John felt like he needed a miracle to help him deal with all these situations. And since he was a strong Christian, he knew that God was the one to turn to for miracles. The next day, as he always was, he was in church hoping for the pastor to give him some moral guidance on how to address his and his town’s problems. Instead, John was forced to sit through a fiery sermon about how since everyone was human, everyone must be treated absolutely equally, and that anyone taking action against minorities was destined for the pit of hell. Further, since racism was the greatest of all sins, everyone should do their best to give minorities anything and everything they asked for; any opposition to immigration, welfare, intermarriage, or affirmative action was simply and downright unchristian. John noticed that the sermon, while very much lacking in any scriptural backing, sounded very much like the Marxist novels his wife had found objectionable in her book club.
John left church feeling deeply depressed. He felt as if he was losing his town, his country, his property, his children’s future, his culture, and even his faith. All the institutions which should have been there for him – his government, his church, his employers, his media – seemed not only to have abandoned him, but to be downright determined to see him destroyed. Was he alone in feeling this way?
The answer, of course, is NO. All the scenarios mentioned above have happened to me or someone I know personally, and they are trends that are actually taking place in America today. In fact, many actual events are worse and more outrageous than those described above. While John Galway is not a real person, there are millions of people like John in America today. White Americans feel they are losing their country, their culture, their money, their property, their retirement security, their homes, their rights and liberties, their towns, a better future for their children, and some things they cannot even put into words. And these fears are more than justified. This does not make them evil or “white supremacists”; this makes them good people, the kind of people who built America and made it great. Yet in their time of need, they find themselves under attack by the government, the media, the financial institutions, the corporations, and even the church.

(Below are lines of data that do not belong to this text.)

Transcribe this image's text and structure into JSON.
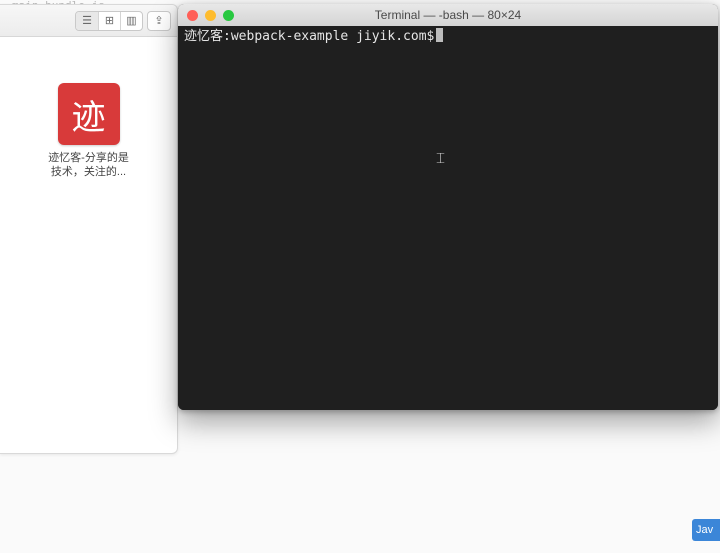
{
  "bg_editor_line": "main_bundle.js",
  "finder": {
    "file_icon_glyph": "迹",
    "file_label_line1": "迹忆客-分享的是",
    "file_label_line2": "技术，关注的..."
  },
  "terminal": {
    "title": "Terminal — -bash — 80×24",
    "prompt_user": "迹忆客",
    "prompt_sep": ":",
    "prompt_dir": "webpack-example",
    "prompt_host": "jiyik.com$"
  },
  "fragment": {
    "label": "Jav"
  },
  "icons": {
    "list": "☰",
    "grid": "⊞",
    "columns": "▥",
    "share": "⇪"
  }
}
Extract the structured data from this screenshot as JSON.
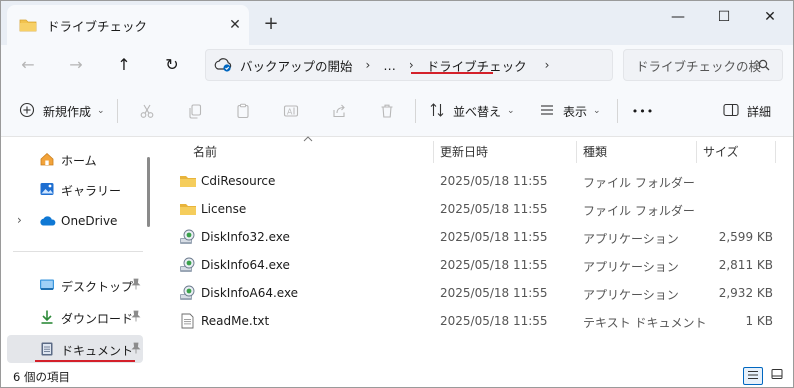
{
  "tab": {
    "title": "ドライブチェック",
    "close": "✕"
  },
  "new_tab": "+",
  "window_controls": {
    "minimize": "—",
    "maximize": "☐",
    "close": "✕"
  },
  "nav": {
    "back": "←",
    "forward": "→",
    "up": "↑",
    "refresh": "↻"
  },
  "address": {
    "crumbs": [
      "バックアップの開始",
      "…",
      "ドライブチェック"
    ],
    "separator": "›",
    "more": "…"
  },
  "search": {
    "placeholder": "ドライブチェックの検"
  },
  "toolbar": {
    "new_label": "新規作成",
    "sort_label": "並べ替え",
    "view_label": "表示",
    "more": "•••",
    "details_label": "詳細"
  },
  "sidebar": {
    "items": [
      {
        "label": "ホーム",
        "icon": "home-icon"
      },
      {
        "label": "ギャラリー",
        "icon": "gallery-icon"
      },
      {
        "label": "OneDrive",
        "icon": "cloud-icon"
      },
      {
        "label": "デスクトップ",
        "icon": "desktop-icon",
        "pinned": true
      },
      {
        "label": "ダウンロード",
        "icon": "download-icon",
        "pinned": true
      },
      {
        "label": "ドキュメント",
        "icon": "document-icon",
        "pinned": true
      }
    ],
    "pin_glyph": "📌"
  },
  "columns": {
    "name": "名前",
    "date": "更新日時",
    "type": "種類",
    "size": "サイズ"
  },
  "files": [
    {
      "name": "CdiResource",
      "date": "2025/05/18  11:55",
      "type": "ファイル フォルダー",
      "size": "",
      "icon": "folder-icon"
    },
    {
      "name": "License",
      "date": "2025/05/18  11:55",
      "type": "ファイル フォルダー",
      "size": "",
      "icon": "folder-icon"
    },
    {
      "name": "DiskInfo32.exe",
      "date": "2025/05/18  11:55",
      "type": "アプリケーション",
      "size": "2,599 KB",
      "icon": "app-icon"
    },
    {
      "name": "DiskInfo64.exe",
      "date": "2025/05/18  11:55",
      "type": "アプリケーション",
      "size": "2,811 KB",
      "icon": "app-icon"
    },
    {
      "name": "DiskInfoA64.exe",
      "date": "2025/05/18  11:55",
      "type": "アプリケーション",
      "size": "2,932 KB",
      "icon": "app-icon"
    },
    {
      "name": "ReadMe.txt",
      "date": "2025/05/18  11:55",
      "type": "テキスト ドキュメント",
      "size": "1 KB",
      "icon": "text-file-icon"
    }
  ],
  "status": {
    "item_count": "6 個の項目"
  },
  "colors": {
    "accent": "#0067c0",
    "folder": "#f2c34e",
    "highlight": "#d4202a",
    "selected_bg": "#e4e6ea"
  }
}
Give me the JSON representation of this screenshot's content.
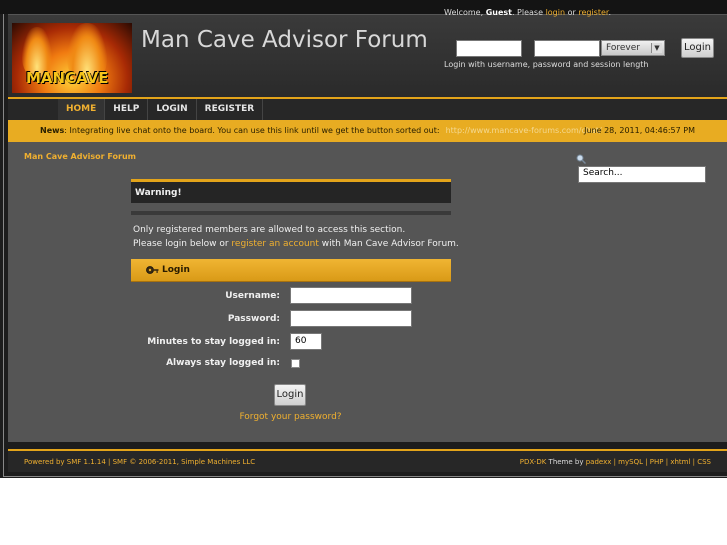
{
  "header": {
    "logo_text": "MANCAVE",
    "site_title": "Man Cave Advisor Forum",
    "welcome_prefix": "Welcome, ",
    "welcome_user": "Guest",
    "welcome_mid": ". Please ",
    "login_link": "login",
    "or_text": " or ",
    "register_link": "register",
    "welcome_end": ".",
    "duration_selected": "Forever",
    "login_button": "Login",
    "login_hint": "Login with username, password and session length"
  },
  "menu": {
    "items": [
      "HOME",
      "HELP",
      "LOGIN",
      "REGISTER"
    ]
  },
  "news": {
    "label": "News",
    "text": ": Integrating live chat onto the board.  You can use this link until we get the button sorted out:",
    "url": "http://www.mancave-forums.com/chat/",
    "date": "June 28, 2011, 04:46:57 PM"
  },
  "content": {
    "breadcrumb": "Man Cave Advisor Forum",
    "search_value": "Search...",
    "warning_title": "Warning!",
    "warning_line1": "Only registered members are allowed to access this section.",
    "warning_line2_a": "Please login below or ",
    "warning_line2_link": "register an account",
    "warning_line2_b": " with Man Cave Advisor Forum.",
    "login_title": "Login",
    "username_label": "Username:",
    "password_label": "Password:",
    "minutes_label": "Minutes to stay logged in:",
    "minutes_value": "60",
    "always_label": "Always stay logged in:",
    "login_button": "Login",
    "forgot_link": "Forgot your password?"
  },
  "footer": {
    "left": "Powered by SMF 1.1.14 | SMF © 2006-2011, Simple Machines LLC",
    "right_theme": "PDX-DK",
    "right_theme_by": " Theme by ",
    "right_author": "padexx",
    "right_links": " | mySQL | PHP | xhtml | CSS"
  },
  "colors": {
    "accent": "#e3a41a",
    "link": "#f0b030",
    "content_bg": "#555555"
  }
}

Faith and Heritage is here to advocate for John Galway. John’s problems are real and his concerns are legitimate. At F&H we believe that the answers to these questions lie in the faith and traditions of our forefathers who built the civilization of which we enjoy the fruits – but which is being destroyed today. If you are a John Galway, if the above scenarios resonate with you, or if you simply want to avoid having those scenarios play out in your town, I invite you to find a home at F&H – to read, discuss, and share the articles, and to get involved with the community here, because you are not alone.
(Yes, the title of this article is a play off Atlas Shrugged’s “Who is John Galt?”)